The coronavirus pandemic triggered shockwaves across the economy, shaking financial markets and faltering investor confidence. Covid-19 restrictions swept across the nation in response to the greatest economic calamity since World War Two, paralysing trading activity across key sectors such as retail and hospitality, while other industries soared in profitability.
Market leaders experienced a change in the current as the tide flowed in favour of businesses naturally set up to facilitate a contact-free life, as instated by Covid-19. The overnight transition to working from home, limited social contact and vetoed mass gatherings reshaped the financial prospects of UK businesses and their investment value.

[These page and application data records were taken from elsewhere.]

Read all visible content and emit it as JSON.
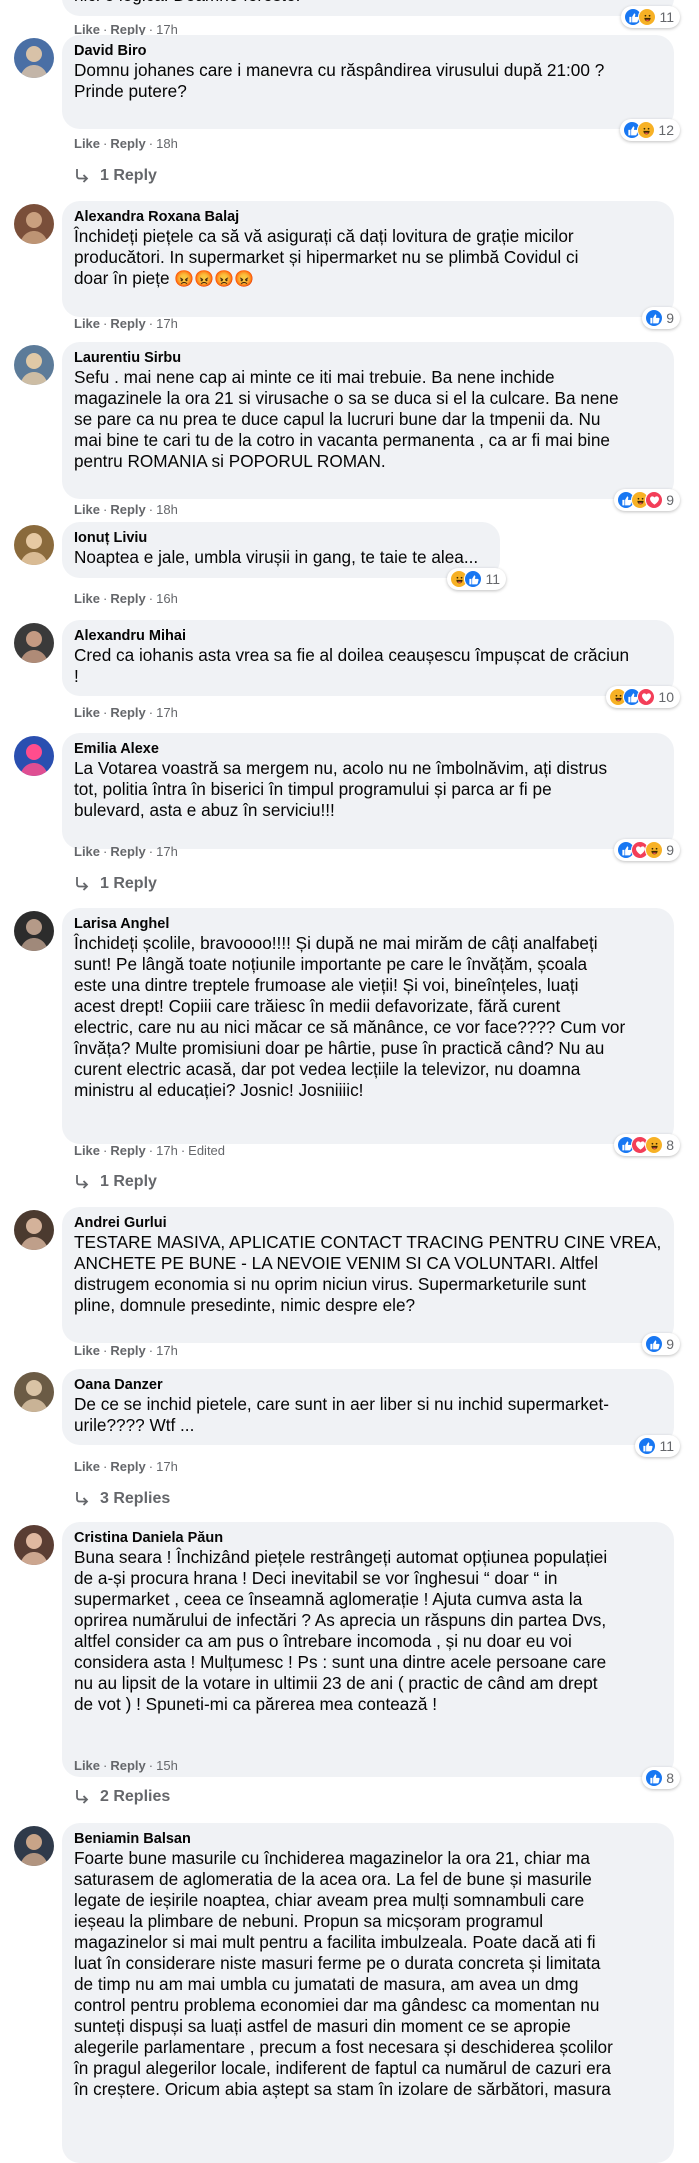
{
  "labels": {
    "like": "Like",
    "reply": "Reply",
    "dot": "·"
  },
  "top_partial": {
    "text": "nici o logica. Doamne fereste!",
    "time": "17h",
    "count": "11",
    "reactions": [
      "like-reaction-icon",
      "haha-reaction-icon"
    ]
  },
  "comments": [
    {
      "author": "David Biro",
      "text": "Domnu johanes care i manevra cu răspândirea virusului după 21:00 ?\nPrinde putere?",
      "time": "18h",
      "count": "12",
      "reactions": [
        "like-reaction-icon",
        "haha-reaction-icon"
      ],
      "replies": "1 Reply"
    },
    {
      "author": "Alexandra Roxana Balaj",
      "text": "Închideți piețele ca să vă asigurați că dați lovitura de grație micilor\nproducători. In supermarket și hipermarket nu se plimbă Covidul ci\ndoar în piețe",
      "emoji": "😡😡😡😡",
      "time": "17h",
      "count": "9",
      "reactions": [
        "like-reaction-icon"
      ]
    },
    {
      "author": "Laurentiu Sirbu",
      "text": "Sefu . mai nene cap ai minte ce iti mai trebuie. Ba nene inchide\nmagazinele la ora 21 si virusache o sa se duca si el la culcare. Ba nene\nse pare ca nu prea te duce capul la lucruri bune dar la tmpenii da. Nu\nmai bine te cari tu de la cotro in vacanta permanenta , ca ar fi mai bine\npentru ROMANIA si POPORUL ROMAN.",
      "time": "18h",
      "count": "9",
      "reactions": [
        "like-reaction-icon",
        "haha-reaction-icon",
        "love-reaction-icon"
      ]
    },
    {
      "author": "Ionuț Liviu",
      "text": "Noaptea e jale, umbla virușii in gang, te taie te alea...",
      "time": "16h",
      "count": "11",
      "reactions": [
        "haha-reaction-icon",
        "like-reaction-icon"
      ]
    },
    {
      "author": "Alexandru Mihai",
      "text": "Cred ca iohanis asta vrea sa fie al doilea ceaușescu împușcat de crăciun\n!",
      "time": "17h",
      "count": "10",
      "reactions": [
        "haha-reaction-icon",
        "like-reaction-icon",
        "love-reaction-icon"
      ]
    },
    {
      "author": "Emilia Alexe",
      "text": "La Votarea voastră sa mergem nu, acolo nu ne îmbolnăvim, ați distrus\ntot, politia întra în biserici în timpul programului și parca ar fi pe\nbulevard, asta e abuz în serviciu!!!",
      "time": "17h",
      "count": "9",
      "reactions": [
        "like-reaction-icon",
        "love-reaction-icon",
        "haha-reaction-icon"
      ],
      "replies": "1 Reply"
    },
    {
      "author": "Larisa Anghel",
      "text": "Închideți școlile, bravoooo!!!! Și după ne mai mirăm de câți analfabeți\nsunt! Pe lângă toate noțiunile importante pe care le învățăm, școala\neste una dintre treptele frumoase ale vieții! Și voi, bineînțeles, luați\nacest drept! Copiii care trăiesc în medii defavorizate, fără curent\nelectric, care nu au nici măcar ce să mănânce, ce vor face???? Cum vor\nînvăța? Multe promisiuni doar pe hârtie, puse în practică când? Nu au\ncurent electric acasă, dar pot vedea lecțiile la televizor, nu doamna\nministru al educației? Josnic! Josniiiic!",
      "time": "17h",
      "edited": "Edited",
      "count": "8",
      "reactions": [
        "like-reaction-icon",
        "love-reaction-icon",
        "haha-reaction-icon"
      ],
      "replies": "1 Reply"
    },
    {
      "author": "Andrei Gurlui",
      "text": "TESTARE MASIVA, APLICATIE CONTACT TRACING PENTRU CINE VREA,\nANCHETE PE BUNE - LA NEVOIE VENIM SI CA VOLUNTARI. Altfel\ndistrugem economia si nu oprim niciun virus. Supermarketurile sunt\npline, domnule presedinte, nimic despre ele?",
      "time": "17h",
      "count": "9",
      "reactions": [
        "like-reaction-icon"
      ]
    },
    {
      "author": "Oana Danzer",
      "text": "De ce se inchid pietele, care sunt in aer liber si nu inchid supermarket-\nurile???? Wtf ...",
      "time": "17h",
      "count": "11",
      "reactions": [
        "like-reaction-icon"
      ],
      "replies": "3 Replies"
    },
    {
      "author": "Cristina Daniela Păun",
      "text": "Buna seara ! Închizând piețele restrângeți automat opțiunea populației\nde a-și procura hrana ! Deci inevitabil se vor înghesui “ doar “ in\nsupermarket , ceea ce înseamnă aglomerație ! Ajuta cumva asta la\noprirea numărului de infectări ? As aprecia un răspuns din partea Dvs,\naltfel consider ca am pus o întrebare incomoda , și nu doar eu voi\nconsidera asta ! Mulțumesc ! Ps : sunt una dintre acele persoane care\nnu au lipsit de la votare in ultimii 23 de ani ( practic de când am drept\nde vot ) ! Spuneti-mi ca părerea mea contează !",
      "time": "15h",
      "count": "8",
      "reactions": [
        "like-reaction-icon"
      ],
      "replies": "2 Replies"
    },
    {
      "author": "Beniamin Balsan",
      "text": "Foarte bune masurile cu închiderea magazinelor la ora 21, chiar ma\nsaturasem de aglomeratia de la acea ora. La fel de bune și masurile\nlegate de ieșirile noaptea, chiar aveam prea mulți somnambuli care\nieșeau la plimbare de nebuni. Propun sa micșoram programul\nmagazinelor si mai mult pentru a facilita imbulzeala. Poate dacă ati fi\nluat în considerare niste masuri ferme pe o durata concreta și limitata\nde timp nu am mai umbla cu jumatati de masura, am avea un dmg\ncontrol pentru problema economiei dar ma gândesc ca momentan nu\nsunteți dispuși sa luați astfel de masuri din moment ce se apropie\nalegerile parlamentare , precum a fost necesara și deschiderea școlilor\nîn pragul alegerilor locale, indiferent de faptul ca numărul de cazuri era\nîn creștere. Oricum abia aștept sa stam în izolare de sărbători, masura"
    }
  ]
}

As we enter 2022, the mass rollout of the vaccine is accelerating economic recovery and reviving investment activity while the pandemic shows no sign of raising the white flag of surrender. We assess how Covid-19 is shaping investor behaviour, including financial security and risk appetite.
Fishing for assurances during a time of global uncertainty
The economy sunk into a deep recession following the onset of the coronavirus pandemic as trading screeched to a standstill, tumbling the value of hard-earned savings scored by tactical investment decisions.
While governing institutions around the world raced to assess the severity of the threat posed by the virus, investors held their breath until the gravity of the situation could be unearthed. The government’s attempt to stabilise the economy and prevent company insolvency involved unveiling a stimulus package that disbursed over £79 billion through loans and similar facilities, according to the House of Commons Library.
In the investing world, with a recession comes a host of opportunities to invest in undervalued stocks likely to resume growth, post-recession. This is also when the ‘Buy and Hold’ investment strategy comes into play, putting investor loyalty to the test during times of economic disruption.
The new normal – what sectors are thriving during Covid-19?
As businesses begin to climb the ladder of recovery, either fuelled by the stimulus package from the government or company reserves, shareholder support is crucial to the rehabilitation process. There are clear pandemic winners and losers which influences company valuations and investor behaviour as businesses work to recover income.
Apple – The tech giant experienced a 123% change in market value at the end of 2021, nearly a triple to that in March 2020, before the pandemic, according to the Financial Times. In January 2022, Apple became the first company to hit a $3 trillion stock market value.
Microsoft – As businesses invested in digital transformation, the shift to cloud computing was evident as it fed into the pocket of the household software provider.
Microsoft Chief Financial Officer Amy Hood told Reuters,
“This was really driven by continued customer demand, with stronger-than-expected consumption as customers have increased their focus on digital transformation.”
Tesla – The automotive pioneers soared past a £1 trillion market value in 2021, as consumer demand for electric vehicles skyrocketed in line with the climate change conversation.
Amazon – The multi-national tech company generated a record £19 billion in UK sales in 2020, an increase of 51% as retail businesses were forced to close their doors due to Covid-19 restrictions.
Netflix – The streaming giant delivered in-home entertainment while families were confined to their homes, connected by Netflix parties. Netflix prospered during the pandemic and hit a record £36 million subscribers in 2020.
Although Covid-19 restrictions halted operations for many businesses, it enabled digital giants to claim their ground as working from home was facilitated by the likes of Slack, home workouts by Peloton and grocery shopping by Uber Eats.
This initiated a yo-yo effect as company valuations surged as a direct result of pandemic demand and plummeted for companies where trading was disrupted due to Covid-19 restrictions.
Investor lessons during the pandemic
As economic unrest settles and we enter the post-pandemic era, investors will be able to differentiate between businesses piggybacking off a temporary sales surge, and those demonstrating true and sustainable long-term growth.
The risk appetite of short-term and long-term investors will vary; however, Covid-19 reaffirmed the basics of investing which is to hold your ground in a market panic and assess the risk psychologically and in terms of sales.